i pay my therapist too much

to be wrong, so i am here.
in case my therapist is right.
my monsters, coyotes in the

chase, look almost human
in the sterile office light.
my monsters say they just

want to be friends. i remember
when we first met, me & my
monsters. i remember the moment

i birthed each one. each time
i tried to shed a piece of myself,
it grew into a monster. take this

one with the collar of belly fat
around its neck, the monster
called Chubby, Husky, Big Boy.

i climbed out of that skin as fast
as i could, only to see some spirit
give it legs. i ran & it never stopped

chasing me. each new humiliation
coming to life & following after me.
after me, a long procession of sad

monsters. each monster hungry
to drag me back, to return me
to the dirt i came from. ashes

to ashes, fat boy to fat.
i point my feet to the nearest
exit, all my fire alarms go off.

my monsters crowd around me,
i stare into a no-fun house of mirrors
showing me all the angles i try

to forget. my therapist says i can’t
make the monsters disappear
no matter how much i pay her.

all she can do is bring them
into the room, so i can get
to know them, so i can learn
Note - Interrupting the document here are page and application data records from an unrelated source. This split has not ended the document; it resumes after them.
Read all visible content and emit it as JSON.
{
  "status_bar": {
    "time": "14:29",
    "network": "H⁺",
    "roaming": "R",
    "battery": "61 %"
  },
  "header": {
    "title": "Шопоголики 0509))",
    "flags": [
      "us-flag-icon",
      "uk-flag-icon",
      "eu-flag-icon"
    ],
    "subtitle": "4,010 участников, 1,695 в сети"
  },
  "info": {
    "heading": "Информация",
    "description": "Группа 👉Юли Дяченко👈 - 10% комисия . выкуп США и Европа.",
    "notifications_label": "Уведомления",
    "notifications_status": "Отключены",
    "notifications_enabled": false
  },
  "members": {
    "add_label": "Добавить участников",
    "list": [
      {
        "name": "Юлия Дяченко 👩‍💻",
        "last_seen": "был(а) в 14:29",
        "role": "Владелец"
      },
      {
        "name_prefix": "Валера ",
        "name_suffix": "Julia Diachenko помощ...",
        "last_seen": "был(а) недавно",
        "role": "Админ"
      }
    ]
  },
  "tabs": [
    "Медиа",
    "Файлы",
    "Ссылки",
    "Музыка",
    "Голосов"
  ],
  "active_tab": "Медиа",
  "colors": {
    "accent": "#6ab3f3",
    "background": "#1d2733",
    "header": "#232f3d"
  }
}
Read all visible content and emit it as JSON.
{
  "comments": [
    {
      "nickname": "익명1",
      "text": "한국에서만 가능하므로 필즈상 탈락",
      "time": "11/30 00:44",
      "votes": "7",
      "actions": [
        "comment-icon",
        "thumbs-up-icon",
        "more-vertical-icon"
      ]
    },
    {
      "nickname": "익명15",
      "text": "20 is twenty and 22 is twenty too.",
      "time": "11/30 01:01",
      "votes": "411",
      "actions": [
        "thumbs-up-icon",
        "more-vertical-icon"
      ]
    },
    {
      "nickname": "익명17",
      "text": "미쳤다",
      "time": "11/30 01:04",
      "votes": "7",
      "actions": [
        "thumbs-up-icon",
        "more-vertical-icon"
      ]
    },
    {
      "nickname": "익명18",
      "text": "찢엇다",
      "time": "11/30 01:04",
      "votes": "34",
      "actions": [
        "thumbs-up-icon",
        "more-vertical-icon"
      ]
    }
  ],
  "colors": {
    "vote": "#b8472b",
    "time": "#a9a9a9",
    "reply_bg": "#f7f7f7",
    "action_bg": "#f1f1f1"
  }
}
their names, so i can see
clearly their toothless mouths,
their empty hands, their pleading eyes.
raul & i drive by a yellow sign that reads cuidado–no exponga su vida a los elementos–no vale                   la pena. we pass          a mountain where, tucked away in a place that the relentless sun     cannot reach, the direction & miles            left to the border    are scratched into a boulder.                          raul tells me that yesterday, under a creosote,              he found a knapsack holding                   only a light bulb & a battered bible.       the body was nearby,             so far from god. the legs                        consumed by cramps. the skin wrung             of its sweat. all the water escaping                           the body to try & keep           it cool. the clothes stitched      onto his skin by the sun. last night’s                  full moon a final eucharist his mouth               could not reach. he had a name,                       santos. he also had a wife. or maybe        it was a mother, or a sister,            or a daughter. the wallet didn’t say. we stop at a white crucifix           staked into the ground          where there are no roads       & leave twelve bottles         of water & twelve pears. raul tells me   that he once found                                  an entire skeleton in torn clothes,        the sneakers still tied        to its feet. on our way back       to the orto lado             a flash flood rushes across         the road in front us. we stop,                                      step out, & face it. we leave               the truck running, the speakers aching          y volver             volver. sweat collects at the base           of the gold crucifix necklace           underneath my shirt.                  the rains are short but so heavy,            i say. right raul?                  nests of gila woodpeckers poke         their heads out of a saguaro. i look          at their curious eyes.            raul, i say & the saguaro     blooms. i stare back                   at the flood. i say my mother’s name,         cristina, & desert marigolds crack through a boulder. i say           my father’s name, martin,         & all the novena candles                       in the bed of the truck are aglow.                         i say santos & in a pair of footprints                       in the sand a man is built up      from the part of his body      that touched this earth most.                   i say the names             of my tias, tios, primos, & a bronzed mass            dressed in white rises       from the rushing flood.  their backs are turned to me,           they wear my family’s shoulders.       they head north. before them     the white obelisk marking       the line in the ground                                   crumbles. before them the metal                      fences dissolve like mist.